## What is expected
Show all lines from the data that include the word "this".

## Items listed in a dataset
>>
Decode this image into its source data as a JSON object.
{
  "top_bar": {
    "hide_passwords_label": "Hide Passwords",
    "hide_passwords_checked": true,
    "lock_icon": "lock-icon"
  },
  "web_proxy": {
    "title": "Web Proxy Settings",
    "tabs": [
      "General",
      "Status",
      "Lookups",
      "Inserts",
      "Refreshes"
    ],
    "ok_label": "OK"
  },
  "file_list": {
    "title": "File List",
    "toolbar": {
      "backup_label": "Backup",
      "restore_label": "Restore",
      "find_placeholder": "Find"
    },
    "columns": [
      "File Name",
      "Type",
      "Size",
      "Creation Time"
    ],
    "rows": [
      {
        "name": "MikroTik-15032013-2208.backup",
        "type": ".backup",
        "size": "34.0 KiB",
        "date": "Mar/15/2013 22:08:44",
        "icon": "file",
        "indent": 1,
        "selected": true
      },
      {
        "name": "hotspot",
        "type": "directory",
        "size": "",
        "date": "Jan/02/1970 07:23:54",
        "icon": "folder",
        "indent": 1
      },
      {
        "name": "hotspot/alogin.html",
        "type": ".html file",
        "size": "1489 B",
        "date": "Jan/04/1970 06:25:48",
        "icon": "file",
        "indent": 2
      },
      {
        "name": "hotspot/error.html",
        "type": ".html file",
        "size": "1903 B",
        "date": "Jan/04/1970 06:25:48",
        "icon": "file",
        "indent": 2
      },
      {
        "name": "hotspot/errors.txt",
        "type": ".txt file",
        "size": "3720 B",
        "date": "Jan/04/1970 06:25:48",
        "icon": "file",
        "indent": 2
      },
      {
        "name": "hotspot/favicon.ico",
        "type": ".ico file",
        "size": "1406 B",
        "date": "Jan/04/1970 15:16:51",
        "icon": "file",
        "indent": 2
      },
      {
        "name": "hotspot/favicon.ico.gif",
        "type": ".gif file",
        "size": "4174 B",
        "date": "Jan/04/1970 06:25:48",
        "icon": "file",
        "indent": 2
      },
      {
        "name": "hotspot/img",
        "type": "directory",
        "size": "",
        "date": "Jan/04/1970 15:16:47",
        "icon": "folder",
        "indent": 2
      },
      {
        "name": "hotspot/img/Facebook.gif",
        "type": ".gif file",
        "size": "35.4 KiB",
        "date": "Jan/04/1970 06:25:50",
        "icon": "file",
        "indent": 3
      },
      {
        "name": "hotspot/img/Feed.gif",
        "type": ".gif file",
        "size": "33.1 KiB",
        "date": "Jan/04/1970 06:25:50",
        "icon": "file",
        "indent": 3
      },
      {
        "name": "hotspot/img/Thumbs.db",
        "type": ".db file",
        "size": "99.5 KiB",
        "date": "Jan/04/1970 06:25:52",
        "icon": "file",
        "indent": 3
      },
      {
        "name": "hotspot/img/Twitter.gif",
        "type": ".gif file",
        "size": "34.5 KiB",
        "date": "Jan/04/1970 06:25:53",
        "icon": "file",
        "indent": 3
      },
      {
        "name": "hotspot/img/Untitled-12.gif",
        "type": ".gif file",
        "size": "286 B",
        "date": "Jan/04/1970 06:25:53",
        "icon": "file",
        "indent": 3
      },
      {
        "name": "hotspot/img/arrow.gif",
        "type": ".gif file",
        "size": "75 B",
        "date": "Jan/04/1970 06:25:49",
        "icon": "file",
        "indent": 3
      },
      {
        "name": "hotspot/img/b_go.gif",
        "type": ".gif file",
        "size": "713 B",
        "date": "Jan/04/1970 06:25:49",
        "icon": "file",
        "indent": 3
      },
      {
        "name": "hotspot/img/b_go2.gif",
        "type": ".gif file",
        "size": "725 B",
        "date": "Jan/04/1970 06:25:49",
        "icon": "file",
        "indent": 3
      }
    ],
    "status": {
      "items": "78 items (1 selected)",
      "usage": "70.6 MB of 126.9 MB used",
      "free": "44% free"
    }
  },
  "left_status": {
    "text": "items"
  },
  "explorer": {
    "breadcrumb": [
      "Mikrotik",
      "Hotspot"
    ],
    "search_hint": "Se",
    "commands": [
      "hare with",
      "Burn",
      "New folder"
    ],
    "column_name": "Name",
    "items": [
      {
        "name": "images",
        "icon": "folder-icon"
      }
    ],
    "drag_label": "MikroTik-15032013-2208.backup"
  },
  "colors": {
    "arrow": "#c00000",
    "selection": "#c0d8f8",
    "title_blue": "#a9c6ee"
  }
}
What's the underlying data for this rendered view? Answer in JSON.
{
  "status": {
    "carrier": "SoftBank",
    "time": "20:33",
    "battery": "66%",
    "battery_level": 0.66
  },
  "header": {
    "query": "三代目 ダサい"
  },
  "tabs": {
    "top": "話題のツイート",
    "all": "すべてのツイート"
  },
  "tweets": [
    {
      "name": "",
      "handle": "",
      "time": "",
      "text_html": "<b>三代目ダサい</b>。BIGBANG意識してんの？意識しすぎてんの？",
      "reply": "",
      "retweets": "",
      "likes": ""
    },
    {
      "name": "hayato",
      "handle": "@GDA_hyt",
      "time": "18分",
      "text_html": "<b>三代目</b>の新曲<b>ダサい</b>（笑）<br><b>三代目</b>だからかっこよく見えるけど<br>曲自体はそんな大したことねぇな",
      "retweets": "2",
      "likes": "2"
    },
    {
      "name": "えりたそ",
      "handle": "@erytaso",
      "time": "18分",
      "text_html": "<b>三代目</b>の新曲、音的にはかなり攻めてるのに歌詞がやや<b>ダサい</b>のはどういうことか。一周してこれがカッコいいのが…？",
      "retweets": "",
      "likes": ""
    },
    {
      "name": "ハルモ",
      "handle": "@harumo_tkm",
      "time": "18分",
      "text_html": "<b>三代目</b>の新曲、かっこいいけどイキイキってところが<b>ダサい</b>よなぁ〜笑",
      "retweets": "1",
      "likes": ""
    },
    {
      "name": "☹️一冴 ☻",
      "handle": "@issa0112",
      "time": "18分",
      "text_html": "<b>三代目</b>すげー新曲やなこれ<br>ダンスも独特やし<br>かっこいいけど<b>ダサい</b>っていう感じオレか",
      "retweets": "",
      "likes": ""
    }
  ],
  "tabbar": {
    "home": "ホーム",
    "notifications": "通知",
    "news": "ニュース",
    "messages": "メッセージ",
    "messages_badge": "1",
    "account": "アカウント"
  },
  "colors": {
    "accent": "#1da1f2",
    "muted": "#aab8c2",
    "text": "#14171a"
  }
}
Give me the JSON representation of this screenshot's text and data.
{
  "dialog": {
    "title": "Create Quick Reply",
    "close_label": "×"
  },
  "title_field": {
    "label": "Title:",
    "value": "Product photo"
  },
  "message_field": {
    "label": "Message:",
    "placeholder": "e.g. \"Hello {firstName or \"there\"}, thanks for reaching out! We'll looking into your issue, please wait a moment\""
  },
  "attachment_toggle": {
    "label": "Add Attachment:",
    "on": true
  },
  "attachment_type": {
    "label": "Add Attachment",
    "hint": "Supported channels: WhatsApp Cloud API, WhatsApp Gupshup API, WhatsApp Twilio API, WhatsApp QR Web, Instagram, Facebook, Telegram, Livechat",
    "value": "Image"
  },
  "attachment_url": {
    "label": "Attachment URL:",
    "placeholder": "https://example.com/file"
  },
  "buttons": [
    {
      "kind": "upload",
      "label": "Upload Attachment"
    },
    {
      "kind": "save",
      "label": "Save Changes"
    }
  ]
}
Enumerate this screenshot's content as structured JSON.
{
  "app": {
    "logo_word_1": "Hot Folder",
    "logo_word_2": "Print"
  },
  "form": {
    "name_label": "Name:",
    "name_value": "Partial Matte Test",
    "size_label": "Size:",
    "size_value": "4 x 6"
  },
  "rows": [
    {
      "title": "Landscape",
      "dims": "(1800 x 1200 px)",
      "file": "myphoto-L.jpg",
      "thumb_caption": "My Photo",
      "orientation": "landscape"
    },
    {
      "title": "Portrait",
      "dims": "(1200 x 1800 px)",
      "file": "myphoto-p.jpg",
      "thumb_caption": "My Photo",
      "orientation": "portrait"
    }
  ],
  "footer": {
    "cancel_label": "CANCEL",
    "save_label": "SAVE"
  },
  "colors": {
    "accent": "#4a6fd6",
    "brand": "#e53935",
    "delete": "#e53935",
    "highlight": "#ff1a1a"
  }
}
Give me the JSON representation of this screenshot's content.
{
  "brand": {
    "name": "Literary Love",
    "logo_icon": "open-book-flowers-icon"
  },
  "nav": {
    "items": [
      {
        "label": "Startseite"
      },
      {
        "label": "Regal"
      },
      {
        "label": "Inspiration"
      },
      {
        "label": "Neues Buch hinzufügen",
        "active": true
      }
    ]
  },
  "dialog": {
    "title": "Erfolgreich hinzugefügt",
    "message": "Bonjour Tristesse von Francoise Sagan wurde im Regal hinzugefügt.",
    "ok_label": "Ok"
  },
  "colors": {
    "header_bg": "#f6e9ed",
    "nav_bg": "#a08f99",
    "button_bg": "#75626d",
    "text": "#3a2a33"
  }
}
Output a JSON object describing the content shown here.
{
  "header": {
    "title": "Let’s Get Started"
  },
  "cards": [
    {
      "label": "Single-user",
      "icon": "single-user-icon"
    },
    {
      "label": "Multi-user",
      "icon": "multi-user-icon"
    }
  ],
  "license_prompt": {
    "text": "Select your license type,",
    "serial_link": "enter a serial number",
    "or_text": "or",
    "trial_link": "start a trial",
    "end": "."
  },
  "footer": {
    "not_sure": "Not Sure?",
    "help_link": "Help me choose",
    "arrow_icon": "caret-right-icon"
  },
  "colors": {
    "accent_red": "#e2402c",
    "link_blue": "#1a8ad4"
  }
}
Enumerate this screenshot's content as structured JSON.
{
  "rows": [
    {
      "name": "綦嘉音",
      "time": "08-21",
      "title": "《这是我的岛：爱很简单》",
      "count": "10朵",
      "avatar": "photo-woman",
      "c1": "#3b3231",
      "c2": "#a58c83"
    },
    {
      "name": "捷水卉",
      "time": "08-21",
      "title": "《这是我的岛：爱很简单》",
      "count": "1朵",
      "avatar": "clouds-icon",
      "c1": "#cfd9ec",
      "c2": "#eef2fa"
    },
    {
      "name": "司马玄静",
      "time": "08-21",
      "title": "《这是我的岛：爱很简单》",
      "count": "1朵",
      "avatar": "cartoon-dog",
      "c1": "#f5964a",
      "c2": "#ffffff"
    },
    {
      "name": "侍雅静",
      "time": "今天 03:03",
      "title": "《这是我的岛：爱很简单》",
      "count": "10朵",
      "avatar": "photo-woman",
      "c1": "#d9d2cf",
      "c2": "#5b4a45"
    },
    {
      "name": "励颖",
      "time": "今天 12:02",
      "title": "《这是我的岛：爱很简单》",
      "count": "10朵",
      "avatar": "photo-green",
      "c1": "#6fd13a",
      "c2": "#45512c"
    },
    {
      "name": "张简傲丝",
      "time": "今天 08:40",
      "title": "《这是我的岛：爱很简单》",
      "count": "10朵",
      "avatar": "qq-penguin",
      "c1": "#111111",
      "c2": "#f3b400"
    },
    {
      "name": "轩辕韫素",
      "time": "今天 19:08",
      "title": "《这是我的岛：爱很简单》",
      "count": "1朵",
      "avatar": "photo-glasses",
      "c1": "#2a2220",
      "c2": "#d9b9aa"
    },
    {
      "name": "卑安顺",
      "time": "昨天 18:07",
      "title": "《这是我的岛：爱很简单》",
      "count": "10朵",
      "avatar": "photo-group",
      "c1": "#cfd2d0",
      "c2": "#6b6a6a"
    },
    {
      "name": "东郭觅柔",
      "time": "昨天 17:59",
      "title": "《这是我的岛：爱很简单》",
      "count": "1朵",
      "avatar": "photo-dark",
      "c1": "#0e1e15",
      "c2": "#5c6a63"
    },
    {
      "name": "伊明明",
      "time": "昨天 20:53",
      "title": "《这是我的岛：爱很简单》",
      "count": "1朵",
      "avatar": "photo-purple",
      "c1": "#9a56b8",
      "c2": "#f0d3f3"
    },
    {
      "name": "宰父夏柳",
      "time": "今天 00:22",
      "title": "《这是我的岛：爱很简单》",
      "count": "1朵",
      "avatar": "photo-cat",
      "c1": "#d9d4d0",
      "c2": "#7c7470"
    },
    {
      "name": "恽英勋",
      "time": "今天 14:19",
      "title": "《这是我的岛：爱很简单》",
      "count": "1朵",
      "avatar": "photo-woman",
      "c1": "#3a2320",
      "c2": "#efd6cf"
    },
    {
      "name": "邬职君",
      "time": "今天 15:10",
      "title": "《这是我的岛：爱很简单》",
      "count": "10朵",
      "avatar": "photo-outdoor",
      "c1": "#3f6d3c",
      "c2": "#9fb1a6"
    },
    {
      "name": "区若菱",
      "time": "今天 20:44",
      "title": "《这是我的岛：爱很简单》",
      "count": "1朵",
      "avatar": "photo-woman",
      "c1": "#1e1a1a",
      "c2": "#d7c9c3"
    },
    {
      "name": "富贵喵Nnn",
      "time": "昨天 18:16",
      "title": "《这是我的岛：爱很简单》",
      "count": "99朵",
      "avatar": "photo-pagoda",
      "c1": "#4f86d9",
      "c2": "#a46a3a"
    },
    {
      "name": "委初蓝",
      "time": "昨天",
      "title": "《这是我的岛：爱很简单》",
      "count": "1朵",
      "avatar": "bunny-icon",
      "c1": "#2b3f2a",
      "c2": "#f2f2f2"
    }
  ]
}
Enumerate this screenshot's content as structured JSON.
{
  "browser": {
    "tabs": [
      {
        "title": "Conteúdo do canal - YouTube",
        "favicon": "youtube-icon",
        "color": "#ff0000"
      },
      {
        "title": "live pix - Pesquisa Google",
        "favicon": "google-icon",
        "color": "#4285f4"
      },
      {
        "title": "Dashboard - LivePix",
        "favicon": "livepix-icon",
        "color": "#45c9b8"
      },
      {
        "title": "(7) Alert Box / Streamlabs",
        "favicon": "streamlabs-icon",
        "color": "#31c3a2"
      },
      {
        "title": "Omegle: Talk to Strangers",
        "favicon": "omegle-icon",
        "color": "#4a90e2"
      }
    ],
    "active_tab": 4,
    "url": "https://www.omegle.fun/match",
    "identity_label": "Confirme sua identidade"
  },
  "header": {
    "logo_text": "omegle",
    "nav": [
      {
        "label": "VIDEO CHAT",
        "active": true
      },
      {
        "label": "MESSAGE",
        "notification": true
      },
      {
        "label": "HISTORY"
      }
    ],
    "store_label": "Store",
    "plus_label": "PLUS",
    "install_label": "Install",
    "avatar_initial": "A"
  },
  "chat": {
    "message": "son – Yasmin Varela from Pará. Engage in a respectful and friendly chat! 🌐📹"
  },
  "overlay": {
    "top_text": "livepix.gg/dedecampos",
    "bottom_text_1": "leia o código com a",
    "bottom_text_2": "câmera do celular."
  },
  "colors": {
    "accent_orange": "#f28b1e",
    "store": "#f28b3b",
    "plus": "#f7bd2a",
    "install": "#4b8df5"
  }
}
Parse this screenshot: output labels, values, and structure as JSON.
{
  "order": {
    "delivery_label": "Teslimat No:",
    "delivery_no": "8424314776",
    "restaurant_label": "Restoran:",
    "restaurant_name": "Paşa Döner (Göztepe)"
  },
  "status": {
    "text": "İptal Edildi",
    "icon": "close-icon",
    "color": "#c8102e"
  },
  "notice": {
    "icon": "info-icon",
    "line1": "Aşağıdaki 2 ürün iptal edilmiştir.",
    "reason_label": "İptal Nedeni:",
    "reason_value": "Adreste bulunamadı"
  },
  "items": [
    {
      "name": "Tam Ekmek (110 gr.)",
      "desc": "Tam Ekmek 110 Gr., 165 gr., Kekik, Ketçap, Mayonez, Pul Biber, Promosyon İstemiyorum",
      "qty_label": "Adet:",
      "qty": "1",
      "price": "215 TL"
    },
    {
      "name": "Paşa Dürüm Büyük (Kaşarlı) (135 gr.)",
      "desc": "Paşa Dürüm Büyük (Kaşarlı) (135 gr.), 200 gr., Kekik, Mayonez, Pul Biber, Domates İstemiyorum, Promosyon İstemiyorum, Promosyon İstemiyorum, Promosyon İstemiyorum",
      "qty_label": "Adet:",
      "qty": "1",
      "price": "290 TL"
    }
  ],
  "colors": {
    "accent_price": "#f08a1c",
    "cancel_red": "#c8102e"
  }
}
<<
## Expected answer
Decode this image into its source data as a JSON object.
What's the underlying data for this rendered view? Answer in JSON.
Give me the JSON representation of this screenshot's text and data.
Enumerate this screenshot's content as structured JSON.
Give me the JSON representation of this screenshot's content.
Enumerate this screenshot's content as structured JSON.
Enumerate this screenshot's content as structured JSON.
Parse this screenshot: output labels, values, and structure as JSON.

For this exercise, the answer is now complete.